Arizona -(Ammoland.com)- In a recent rampage school shooting in Benton, Kentucky, a 15-year-old boy killed two classmates and wounded 14 others. One student said that the worst part was hiding and waiting 45 minutes before the police appeared.
This illustrates the problem of relying on centralized police to handle rampage shootings. A Sheriff’s Department School Resource Officer was at the school at the time.
It is unclear what effect the School Resource Officer had on the shooting, if any. The shooter was taken into custody without a struggle.
Senator Steve West, (R) SD-027, of Kentucky, has introduced the same bill he introduced in 2017, to allow strictly limited individuals to act as “school marshals” to protect children in K-12 schools in Kentucky.
The bill aims to slightly loosen restrictions on the possession of guns in schools so that a tiny number of people could react to violent rampages in schools.
Under Senate Bill 103, public school boards and private schools would be able to appoint teachers or staff to be “school marshals.”
Marshals would be required to have a concealed carry permit to carry a firearm on school property. The gun could only be used “for the protection of a third person from imminent death or serious physical injury,” and would be required to be kept in a lockbox at all other times.
SB 103 is a long, rather complicated bill that places significant restraints on school boards and school administrations.
School marshals are limited to one for every 400 students.
The bill only allows employees of the school to be school marshals.
The school marshals are required to have concealed carry permits.
School marshals would not carry firearms. The firearm has to be kept locked up on school property.
The ammunition used is limited to frangible ammunition.
The guns are limited to the same model of guns used by law enforcement in the area.
The school marshals have to pay for the installation of the lockup facility, the firearm and the ammunition. The School Administration is allowed to reimburse the marshal for the expense of installing the gun lockup.

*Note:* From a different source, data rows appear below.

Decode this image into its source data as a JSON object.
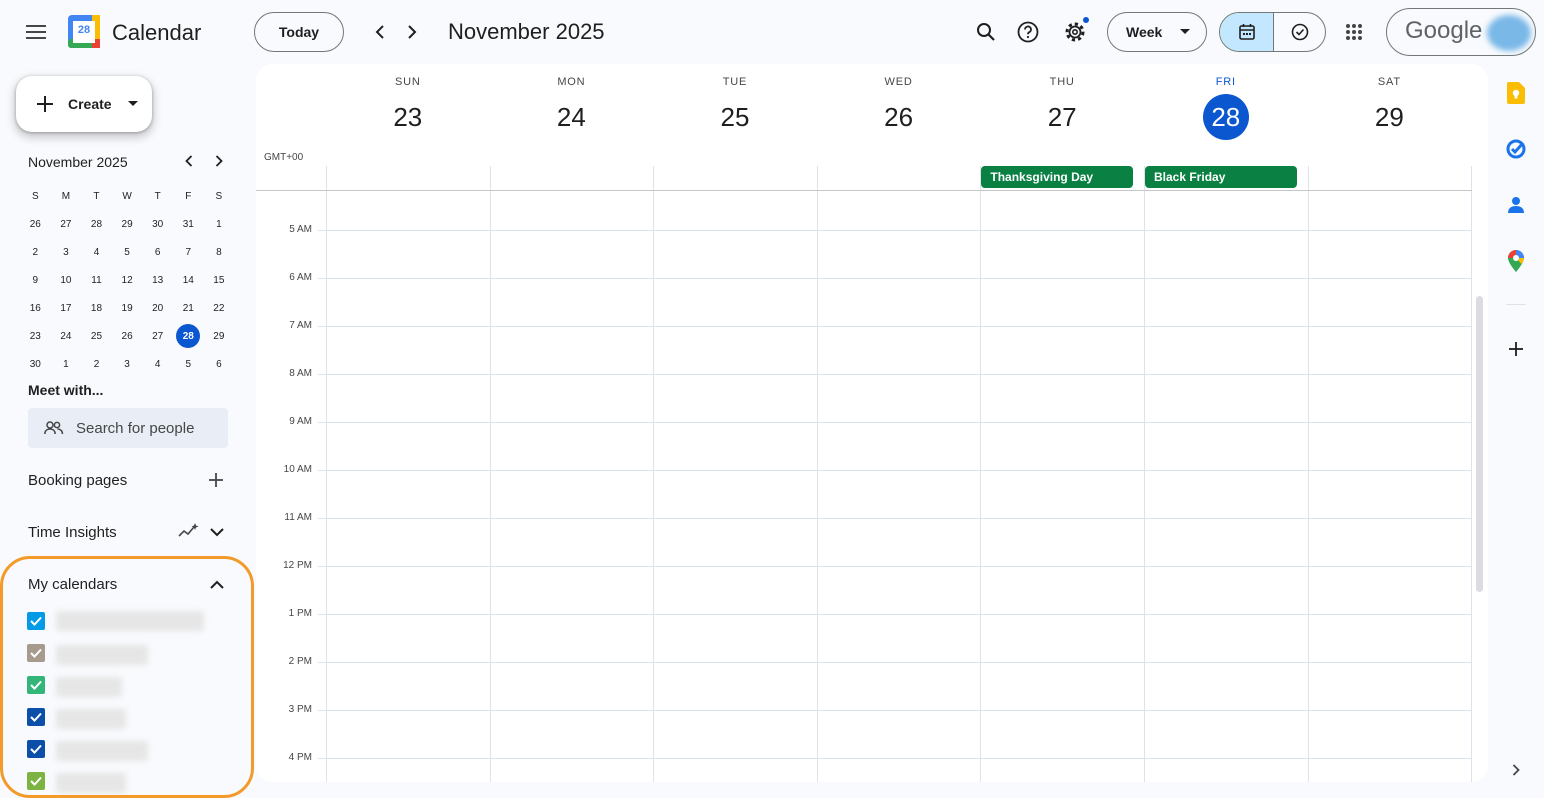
{
  "app": {
    "title": "Calendar",
    "logo_day": "28"
  },
  "header": {
    "today_label": "Today",
    "period_title": "November 2025",
    "view_select": "Week",
    "google_label": "Google"
  },
  "sidebar": {
    "create_label": "Create",
    "mini_calendar": {
      "title": "November 2025",
      "weekdays": [
        "S",
        "M",
        "T",
        "W",
        "T",
        "F",
        "S"
      ],
      "weeks": [
        [
          "26",
          "27",
          "28",
          "29",
          "30",
          "31",
          "1"
        ],
        [
          "2",
          "3",
          "4",
          "5",
          "6",
          "7",
          "8"
        ],
        [
          "9",
          "10",
          "11",
          "12",
          "13",
          "14",
          "15"
        ],
        [
          "16",
          "17",
          "18",
          "19",
          "20",
          "21",
          "22"
        ],
        [
          "23",
          "24",
          "25",
          "26",
          "27",
          "28",
          "29"
        ],
        [
          "30",
          "1",
          "2",
          "3",
          "4",
          "5",
          "6"
        ]
      ],
      "today": "28"
    },
    "meet_with": "Meet with...",
    "search_people_placeholder": "Search for people",
    "booking_pages": "Booking pages",
    "time_insights": "Time Insights",
    "my_calendars": "My calendars",
    "calendar_colors": [
      "#039be5",
      "#a79b8e",
      "#33b679",
      "#0b4fa8",
      "#0b4fa8",
      "#7cb342"
    ]
  },
  "main": {
    "timezone": "GMT+00",
    "days": [
      {
        "dow": "SUN",
        "num": "23"
      },
      {
        "dow": "MON",
        "num": "24"
      },
      {
        "dow": "TUE",
        "num": "25"
      },
      {
        "dow": "WED",
        "num": "26"
      },
      {
        "dow": "THU",
        "num": "27"
      },
      {
        "dow": "FRI",
        "num": "28"
      },
      {
        "dow": "SAT",
        "num": "29"
      }
    ],
    "current_day_index": 5,
    "allday_events": [
      {
        "title": "Thanksgiving Day",
        "day_index": 4,
        "color": "#0b8043"
      },
      {
        "title": "Black Friday",
        "day_index": 5,
        "color": "#0b8043"
      }
    ],
    "hours": [
      "5 AM",
      "6 AM",
      "7 AM",
      "8 AM",
      "9 AM",
      "10 AM",
      "11 AM",
      "12 PM",
      "1 PM",
      "2 PM",
      "3 PM",
      "4 PM"
    ]
  },
  "colors": {
    "accent": "#0b57d0",
    "highlight": "#f39a2b"
  }
}
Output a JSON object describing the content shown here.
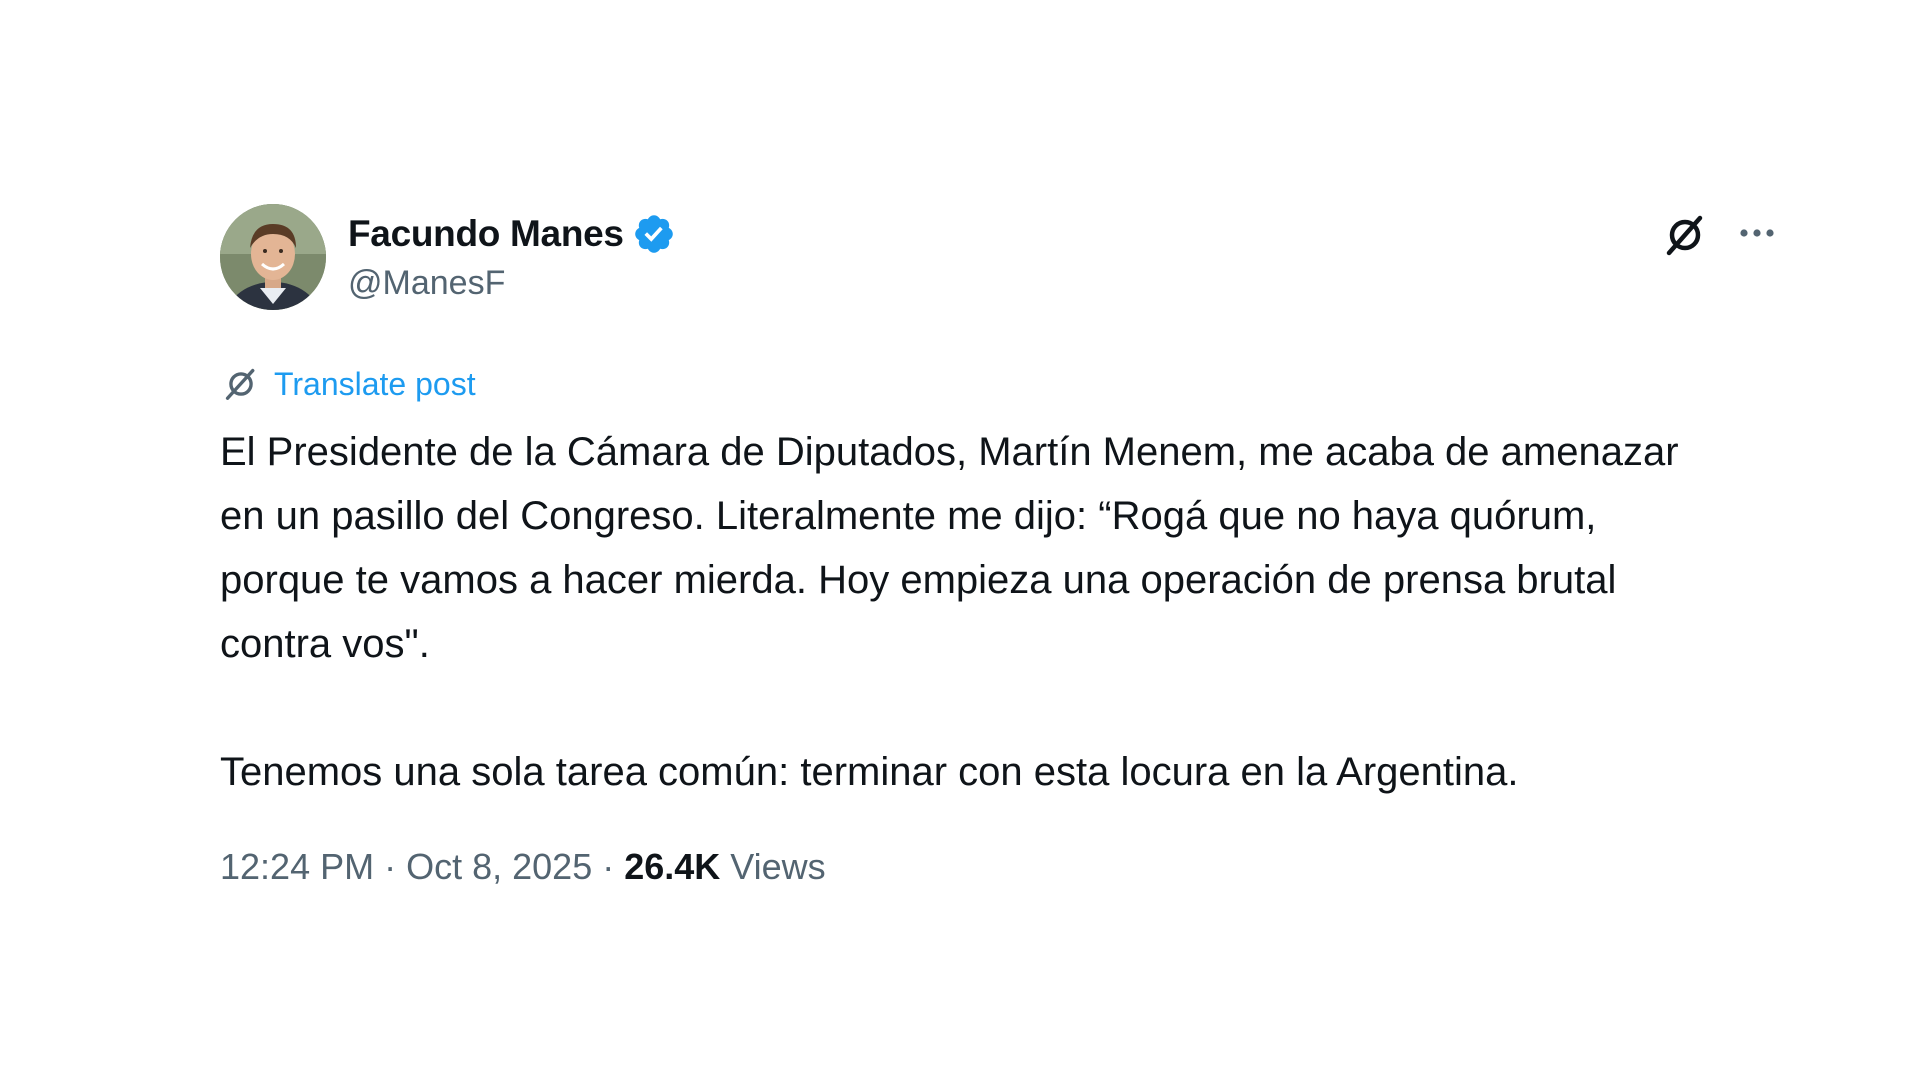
{
  "author": {
    "display_name": "Facundo Manes",
    "handle": "@ManesF",
    "verified": true,
    "verified_color": "#1d9bf0",
    "avatar_icon": "profile-photo"
  },
  "actions": {
    "grok_icon": "grok-icon",
    "more_icon": "more-icon"
  },
  "translate": {
    "label": "Translate post",
    "color": "#1d9bf0"
  },
  "post": {
    "text": "El Presidente de la Cámara de Diputados, Martín Menem, me acaba de amenazar en un pasillo del Congreso. Literalmente me dijo: “Rogá que no haya quórum, porque te vamos a hacer mierda. Hoy empieza una operación de prensa brutal contra vos\".\n\nTenemos una sola tarea común: terminar con esta locura en la Argentina."
  },
  "meta": {
    "time": "12:24 PM",
    "separator": "·",
    "date": "Oct 8, 2025",
    "views_count": "26.4K",
    "views_label": "Views"
  }
}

Just outside of schools, people are allowed to carry firearms as part of their daily lives. But cross the line into a school, and suddenly, people are treated as if they are prisoners. No weapons allowed, even though the same people can carry weapons all they want outside the school.
Criminals and people intent on harming the children in the school, will not pay any attention to this completely artificial and ineffective line in the sand.

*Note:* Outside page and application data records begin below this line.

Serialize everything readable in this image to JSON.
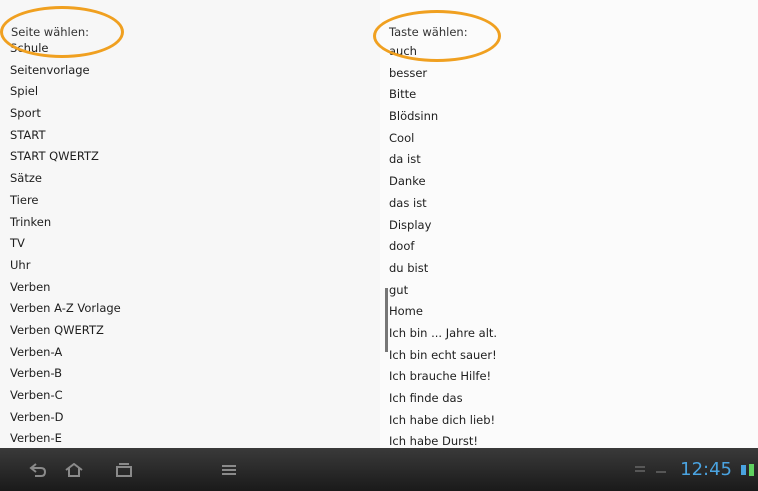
{
  "left": {
    "header": "Seite wählen:",
    "items": [
      "Schule",
      "Seitenvorlage",
      "Spiel",
      "Sport",
      "START",
      "START QWERTZ",
      "Sätze",
      "Tiere",
      "Trinken",
      "TV",
      "Uhr",
      "Verben",
      "Verben A-Z Vorlage",
      "Verben QWERTZ",
      "Verben-A",
      "Verben-B",
      "Verben-C",
      "Verben-D",
      "Verben-E"
    ]
  },
  "right": {
    "header": "Taste wählen:",
    "items": [
      "auch",
      "besser",
      "Bitte",
      "Blödsinn",
      "Cool",
      "da ist",
      "Danke",
      "das ist",
      "Display",
      "doof",
      "du bist",
      "gut",
      "Home",
      "Ich bin ... Jahre alt.",
      "Ich bin echt sauer!",
      "Ich brauche Hilfe!",
      "Ich finde das",
      "Ich habe dich lieb!",
      "Ich habe Durst!"
    ]
  },
  "navbar": {
    "clock": "12:45",
    "icons": [
      "back-icon",
      "home-icon",
      "recent-apps-icon",
      "menu-icon",
      "usb-icon",
      "notification-icon",
      "signal-icon",
      "battery-icon"
    ]
  },
  "colors": {
    "highlight": "#f0a020",
    "clock": "#4aa3e0"
  }
}
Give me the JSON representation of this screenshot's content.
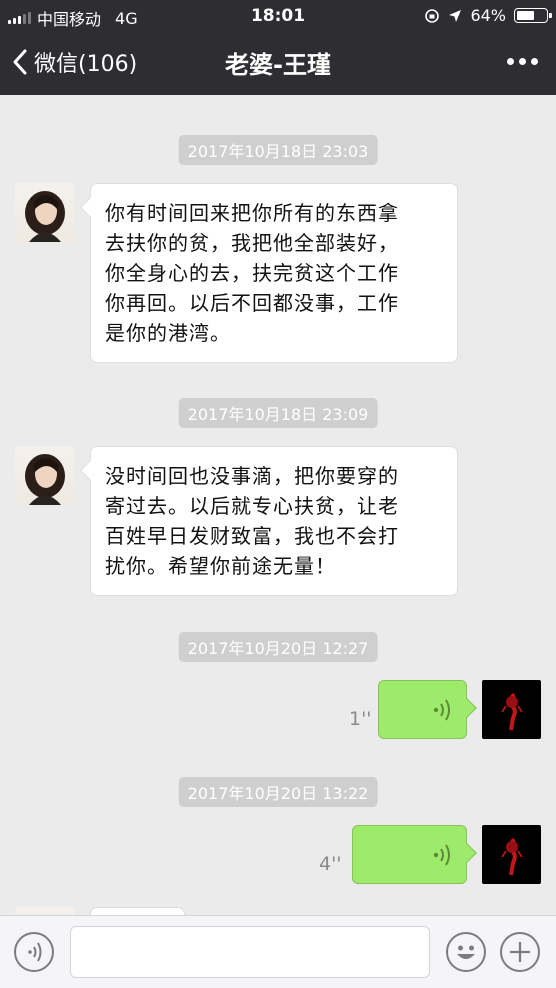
{
  "status_bar": {
    "carrier": "中国移动",
    "network": "4G",
    "time": "18:01",
    "battery": "64%",
    "battery_level": 0.64
  },
  "nav": {
    "back_label": "微信(106)",
    "title": "老婆-王瑾"
  },
  "messages": [
    {
      "timestamp": "2017年10月18日 23:03",
      "lines": [
        "你有时间回来把你所有的东西拿",
        "去扶你的贫，我把他全部装好，",
        "你全身心的去，扶完贫这个工作",
        "你再回。以后不回都没事，工作",
        "是你的港湾。"
      ]
    },
    {
      "timestamp": "2017年10月18日 23:09",
      "lines": [
        "没时间回也没事滴，把你要穿的",
        "寄过去。以后就专心扶贫，让老",
        "百姓早日发财致富，我也不会打",
        "扰你。希望你前途无量！"
      ]
    },
    {
      "timestamp": "2017年10月20日 12:27",
      "voice_duration": "1''"
    },
    {
      "timestamp": "2017年10月20日 13:22",
      "voice_duration": "4''"
    }
  ],
  "colors": {
    "nav_bg": "#2e2e32",
    "chat_bg": "#ebebeb",
    "voice_bubble": "#9eea6a"
  },
  "icons": [
    "back-chevron-icon",
    "more-dots-icon",
    "voice-toggle-icon",
    "sound-wave-icon",
    "emoji-icon",
    "plus-icon"
  ]
}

Why not simply allow for those who can legally carry weapons outside the school, carry them inside the school?
A weapon, across the school in a lock-box, is not a very effective deterrent to a school shooter.
An unknown number of armed defenders inside the school is. It complicates the shooters planning, making the potential for successful slaughter far from certain.

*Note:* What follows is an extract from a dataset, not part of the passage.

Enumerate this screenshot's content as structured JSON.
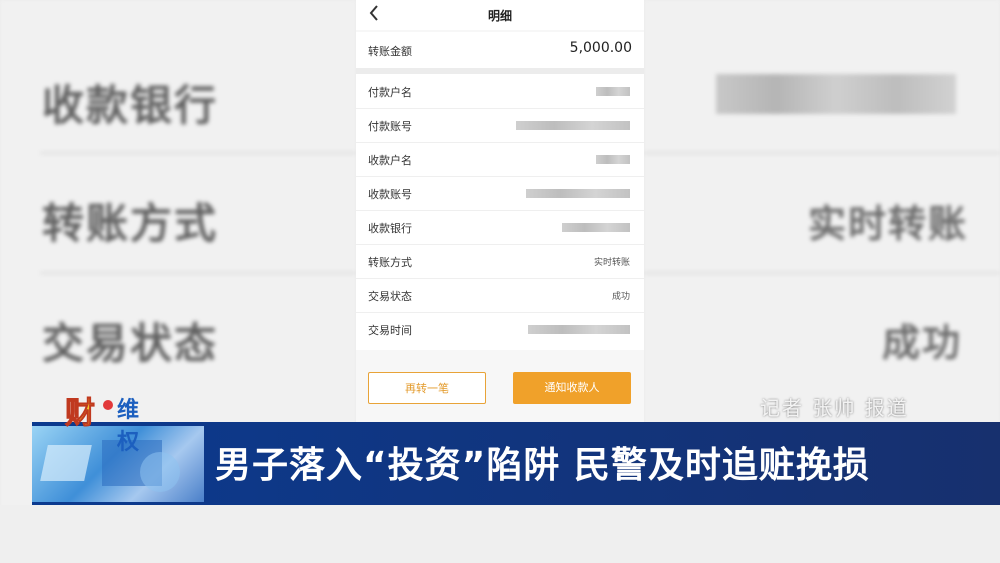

SB 103 is complicated and flawed in execution. It makes it unlikely anything effective would be accomplished.
2018 by Dean Weingarten: Permission to share is granted when this notice is included.
About Dean Weingarten:
Dean Weingarten has been a peace officer, a military officer, was on the University of Wisconsin Pistol Team for four years, and was first certified to teach firearms safety in 1973. He taught the Arizona concealed carry course for fifteen years until the goal of constitutional carry was attained. He has degrees in meteorology and mining engineering, and recently retired from the Department of Defense after a 30-year career in Army Research, Development, Testing, and Evaluation.